Film Review © 2002 by Trip Reynolds


Directed by Adrian Lyne; Screenplay by William Broyles and Alvin Sargent; Produced by Adrian Lyne, G. Mac Brown, Anne Kopelson and Arnold Kopelson; Executive Produced by Lawrence Steven Meyers, Arnon Milchan, and Pierre-Richard Muller.

Starring Richard Gere (as the loving and ultimately weak husband, Edward Sumner), Diane Lane (as the loving and adulteress wife, Connie Sumner), Olivier Martinez (as Connie's two-timing lover, Paul Martel), Erik Per Sullivan (as Charlie), Zeljko Ivanek (as Detective Dean), Dominic Chianese (as Frank Wilson), Kate Burton (as Tracy), Chad Lowe (as Bill Stone), Gary Basaraba (as Detective Mirojnick), and Margaret Colin (as Sally).

Connie and Edward Sumner are the perfectly-in-love affluent suburban couple. They genuinely care for each other. As expected with these adult-soft-core-mainstream-films, Edward's a typical boring husband who spends his days working in Manhattan, while his footloose and fancy-free wife, Connie, is free to roam both suburbia and the city to suit her pleasure. Of course, Connie is the kind of woman who's really, I mean really, faithful to her husband but, well...unless, of course, the right guy comes along at the right time and...then she kinda, well, unfaithful. So, film has Connie accidentally meeting a book dealer, Paul, and then recklessly screwing him nearly anywhere and anytime. Yawn here. Oh, the eroticism is appropriately steamy but, afterall, soft-core is only soft-core. Consequently, film needs to have a script that payoffs because the sex scenes don't, and acting by all players seems by-the-numbers.

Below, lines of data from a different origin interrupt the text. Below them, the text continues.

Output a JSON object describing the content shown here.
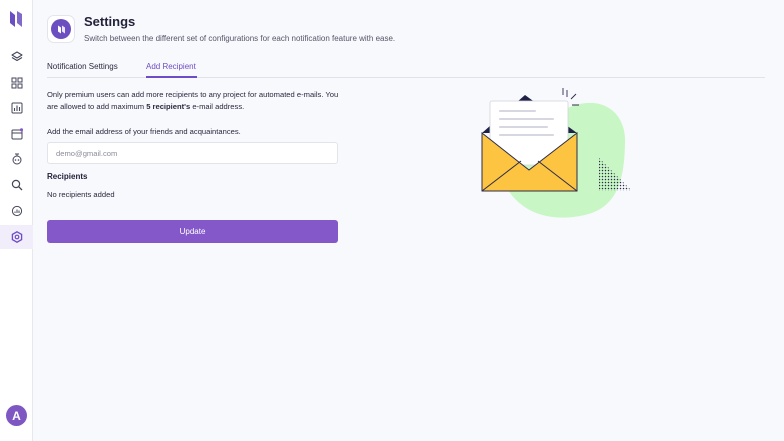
{
  "sidebar": {
    "logo": "brand-logo-icon",
    "items": [
      {
        "icon": "layers-icon"
      },
      {
        "icon": "grid-icon"
      },
      {
        "icon": "bar-chart-icon"
      },
      {
        "icon": "inbox-icon"
      },
      {
        "icon": "robot-icon"
      },
      {
        "icon": "search-icon"
      },
      {
        "icon": "analytics-icon"
      },
      {
        "icon": "settings-hex-icon",
        "active": true
      }
    ],
    "avatar_initial": "A"
  },
  "header": {
    "title": "Settings",
    "subtitle": "Switch between the different set of configurations for each notification feature with ease."
  },
  "tabs": [
    {
      "label": "Notification Settings",
      "active": false
    },
    {
      "label": "Add Recipient",
      "active": true
    }
  ],
  "content": {
    "info_prefix": "Only premium users can add more recipients to any project for automated e-mails. You are allowed to add maximum ",
    "info_bold": "5 recipient's",
    "info_suffix": " e-mail address.",
    "field_label": "Add the email address of your friends and acquaintances.",
    "email_placeholder": "demo@gmail.com",
    "email_value": "",
    "recipients_title": "Recipients",
    "recipients_empty": "No recipients added",
    "update_label": "Update"
  },
  "colors": {
    "accent": "#8458c9",
    "accent_text": "#6e4cc7",
    "background": "#f8f9fc",
    "envelope": "#fcc440",
    "blob": "#c8f7c5"
  }
}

Eventually, Edward begins to suspect Connie's philandering, hires a private detective, gets the necessary photographic evidence, confronts Paul, and in an emotional rage kills him. Film had the potential to be much better but fell into a needless pseudo-murder mystery. Film seemed to suggest that Edward was too smart to allow a thing like murder to occur. Then, when the police start to investigate both Connie and Edward about the disappearance of Paul, film also seemed to suggest that Edward and Connie were too smart to think they could somehow mutually conceal from the police Connie's adultery and the murder of Paul by Edward. Film ends with Connie and Edward sitting in their car, reflecting on events surrounding the murder of Paul, and appearing perplexed.

It's lousy films like "Unfaithful" that give porno a better value for your time, money and eroticism.

Film is directed pretentiously by Adrian Lyne, and should have been trimmed by at least 30 minutes.

Film has a laborious running length of 124 minutes.

Recommendation: Go rent or purchase "My Baby Got Back #22," and let Monique show you the real deal!